Building a brand

Citing a regionally sourced product on the menu adds value and interest. “Diners can take food home and talk about it,” says Maddams. The Bristol Fish Project could be one promising way to push sustainable alternatives of fish production, for instance, as could the local branding scheme Eat Bristol, which the civil society-led Food Policy Council is currently in the process of developing. If the project is implemented, Eat Bristol could help to increase the market for local produce and raise the profile of growers in the region.

To stay ahead of the game, caterers should jump on the bandwagon and create a culture around sustainable food and regional produce.

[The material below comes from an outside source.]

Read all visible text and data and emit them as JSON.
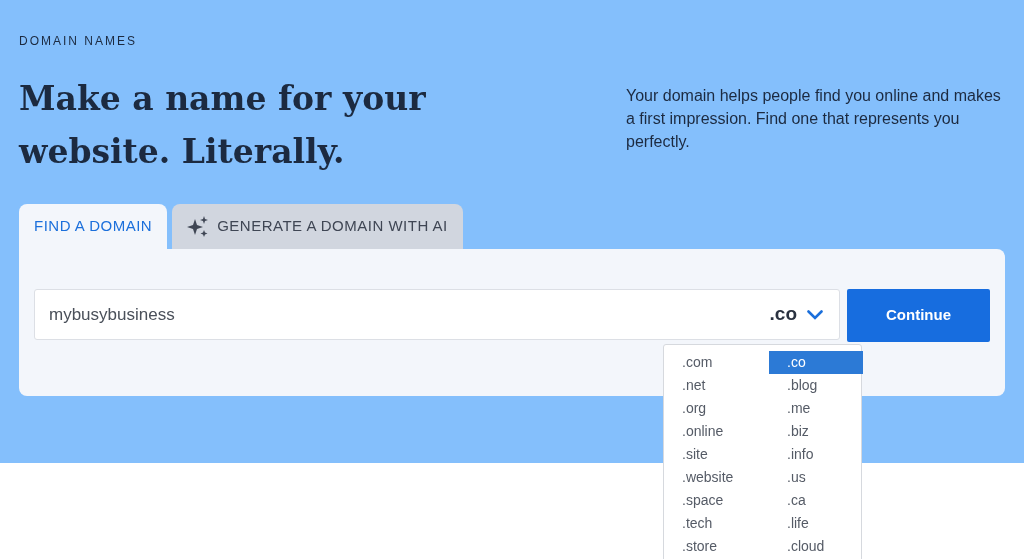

It is better for business as shorter supply chains increase the value of the product and help to build lasting relationships with suppliers, and it is definitely better for the planet. This was the take-home message from the Sustainable Food Summit and although it remains to be seen what impact it will have on the catering trade, it had a lasting impression on me. I’m off to champion farmers and find out what sustainability means to them. We have a lot to learn from the farmers up and down this country and I see this as the first logical step for caters looking to improve the sustainability of their business model. Sourcing from around the region gives caterers seasonal options to choose from, and the guarantee of quality and a sustainable product to be proud of. To quote Phil Haughton, from the Better Food Company, “We need to get married to our suppliers.” Here’s hoping caterers tie the knot soon.